Personal disclaimer: I saw an earlier draft of this in 2012.
It's the first of a trilogy by Philip Purser-Hallard, about King Arthur's knights in the present day. Well, sort of. And it's broader than that.
This involves things that some of its characters call "devices", which is how legendary fictional characters have come to be in a real-world 21st century Britain. Page one has a knight in armour outside a semi-detached house in a suburban street, while his man-at-arms uses a laptop. It's an utterly ordinary world. The house they're about to assault has a blue Volvo in the driveway. This juxtaposition is fun, but it's only the beginning.
You see, bonding with a "device" makes you, in some sense, King Arthur. Or Sir Lancelot, or whatever legendary person your device represents. (There isn't actually a representative of Arthur himself, as it happens.) This isn't possession, mind you. You're not joining souls with the ghost of some bloke from the Dark Ages, but instead (and this is the subtler, more interesting bit) with the psychic resonance their stories have left in our collective psyches over the centuries. This has all kinds of effects on your body and personality, but technically they're all psychosomatic. You become stronger because you think you are. You also acquire a tendency to behave like the personality who's been overlaid on your own, complete with a "story-blindness" that tends to stop people from realising when they're turning their lives into a mirror of the original stories.

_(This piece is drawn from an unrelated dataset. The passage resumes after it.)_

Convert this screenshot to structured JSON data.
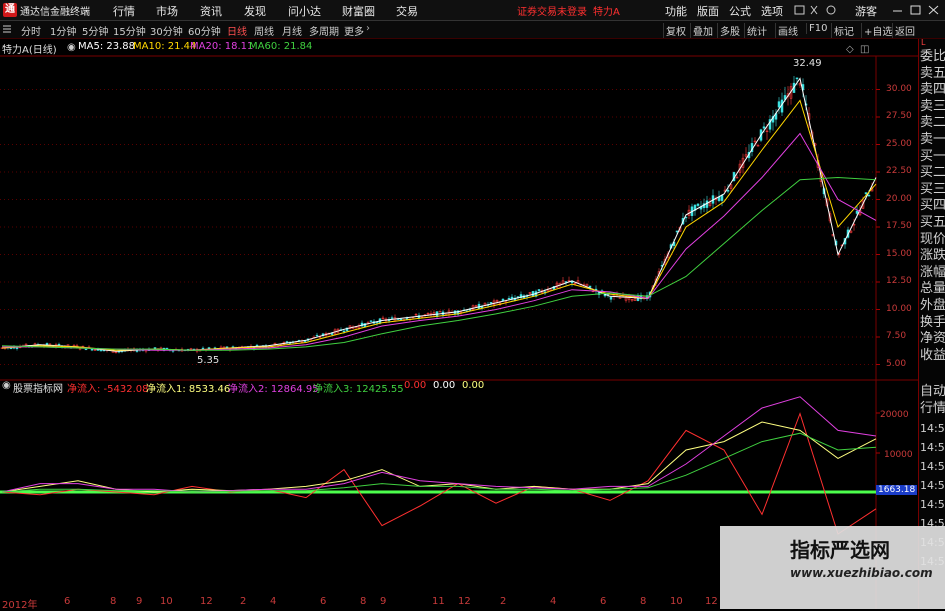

If you bonded with the device of Achilles, for instance, you'd become enormously strong and brave, but you'd probably end up getting yourself killed through some heel-related mishap, no matter how often all your friends tried to warn you about it. You're still yourself. You still know everything you used to. It's just that your brain is now also inhabited by a second set of personality traits (and probably quite forceful ones), which is liable to affect you in all kinds of ways.
This is a cool idea. I'll admit that what I've read of Phil's work has often struck me as more about worldbuilding than storytelling, if that's not a facile thing to say about someone who's written an entire book in homage to Olaf Stapledon. The Pendragon Protocol feels like that for the first hundred pages or so. It's a bit static. There's action, but (a) it's merely the dispassionate work of a knight doing his job and (b) in any case Phil keeps cutting away to a parallel narrative from another time in our hero's life and putting another speed bump in the path of the narrative momentum. Briefly, it even felt like Torchwood. Jory's organisation has a similar relationship with the authorities, a similar nostalgia for bygone eras of British history, similar missions in the field and a similarly approach to sorting them out.
However this is a decently chunky book and, what's more, the first of a trilogy. There's plenty of room for the plot to take a run-up, so to speak. It gets more and more interesting as we learn more specifics about how this fictional universe works. Jory's life gets more complicated and his obstacles get ever more serious, until by the end the book's properly cooking. You don't know where all this is going, but it's going to be fun finding out. The devices are letting Phil do the ancient British equivalent of King Kong vs. Godzilla, although of course there's far more to it than that.
I particularly enjoyed the critical evaluation of the source material. It's not just "look, King Arthur with a sword!". Phil's analysing the original legends and saying genuinely interesting things about them. I really enjoyed this. It's a level of self-awareness that you normally don't get, but the idea he's come up with lets Phil be academic and analytical without undermining the drama of his own story. In fact, it enhances it. If you were bonded to a device, you'd be thinking in this kind of depth about the nature of the original stories too. It's entertaining and even funny. I love Jory's knightly honour, for instance, and how inconvenient it can be in critical situations. (If you've made an enemy of the knights, for instance, they will behave in accordance with rigid honour until certain triggers kick in, e.g. you step outside certain limits yourself. When that happens, you've just given them permission to go nuclear. Duck.)
In short, a good'un. Recommended. It's slow in the early chapters, when Jory's basically a bloke doing his job, but that's partly just setting up his world and the launchpad from which the rest of the book will take flight. As it does on, the book builds momentum. The more we learn about the devices, the more we're interested. It's intelligent, painstakingly thought through and on the evidence so far, with easily enough potential for a trilogy. Admirable.